The finance minister of Argentinia, who is approaching the end of almost five years in that turbulent office, said here yesterday that he will step down confident that his efforts to implant a free-market economy have taken root.

Jose Alfredo Martinez de Hoz, in Washington for the IMF-World Bank meeting, said he is unable to say who his successor will be when the current military government leaves office in April.

"But the important thing is that Argentina has accepted the principle that retaining something moderately good is better than trying to get something perfect."

As the architect of a financial policy that has taken 4 1/2 years to bring inflation down to an annual rate of 88 percent -- from the high 300s -- Martinez de Hoz speaks with poignant experience. In the 30 years before he took office, the minister pointed out during an interview, there were 30 finance ministers, none lasting more than two years.

"Not many Argentines thought we would last five years. But we have learned from our past mistakes," he said. It has not been tranquil. Martinez de Hoz, as the one civilian in a major ministry of the military government that seized power in 1976, early on because the one permissible open target for scathing public criticism.

Even though the military has established machinery for succession to another general in the presidency, the ruling junta of armed forces commanders still are disputing which it will be. And according to reports from Buenos Aires, the Navy's opposition to the free-market approach of Martinez de Hoz is a factor in the dispute.

Martinez de Hoz denied this, declaring that "the armed forces have approved the main policy guidelines" he laid down, incorporating them in the military's five-year plan to take effect as he departs in April.

Those guidelines have included a drastic reorientation from a state-planned to a free-enterprise economy, lowering of trade barriers and reduction of subsidies that used to permeate the society.

Among the "moderately good" results he proclaimed is reduction of inflation so that, while still high, "the trend is right." While the state formerly generated 40 percent of the gross domestic product, it now is responsible for 35 percent, and again he feels a trend has been established.

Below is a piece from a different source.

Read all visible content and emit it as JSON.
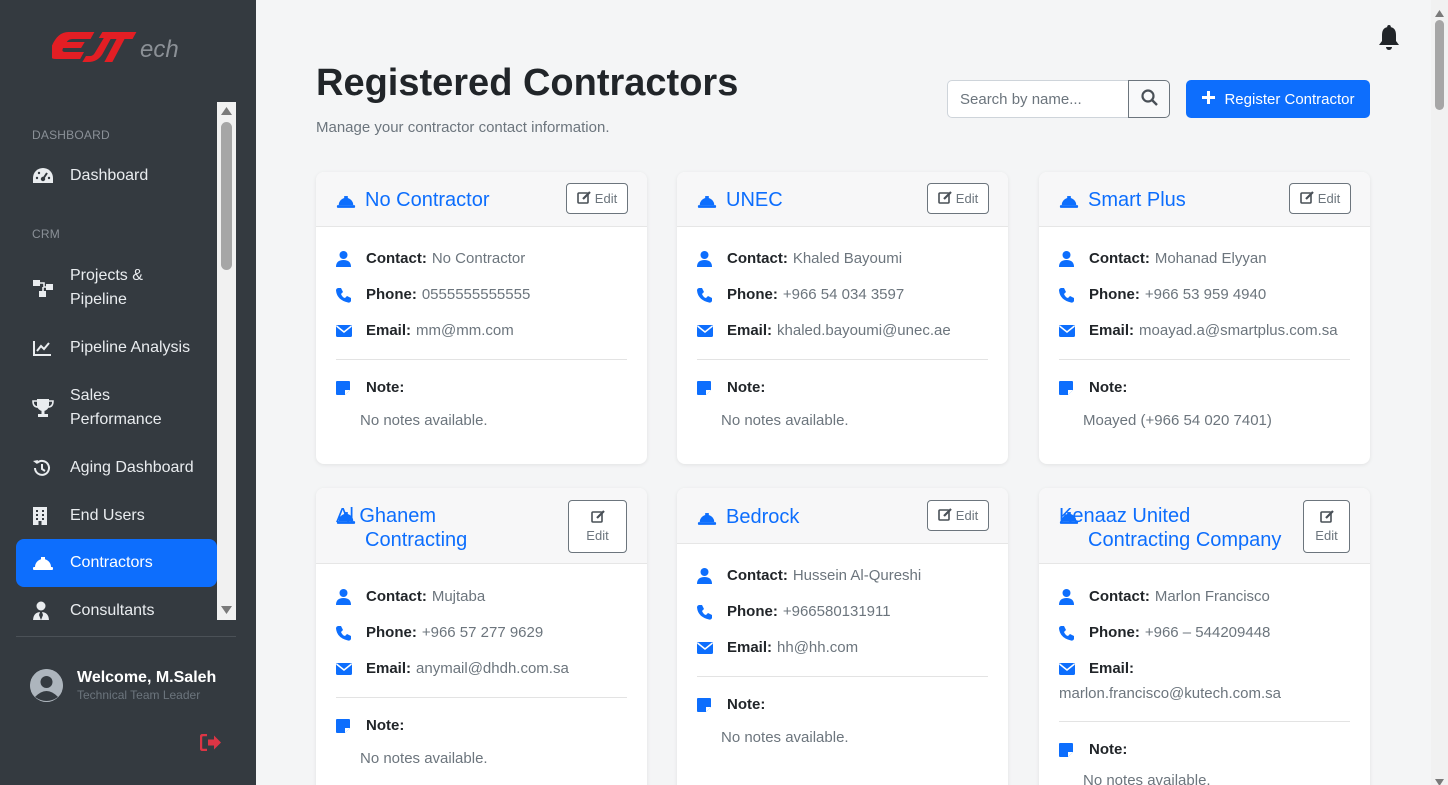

Asked how he responds to questions at meetings such as the current one about his country's notorious human rights record, Martinez de Hoz declared, "This time, no one has asked me." He acknowledged some heavy grilling in the past, although "not by finance ministers, who only discuss finances." He then offered an extensive argument that for the most part the "disappeared" in Argentina, estimated at more than 5,000, were active adversaries in an undeclared war.

Obviously pleased, though, that the question was not arising at the IMF-Bank sessions, he suggested that on the rights issue, as with the economy, Argentina has turned the corner.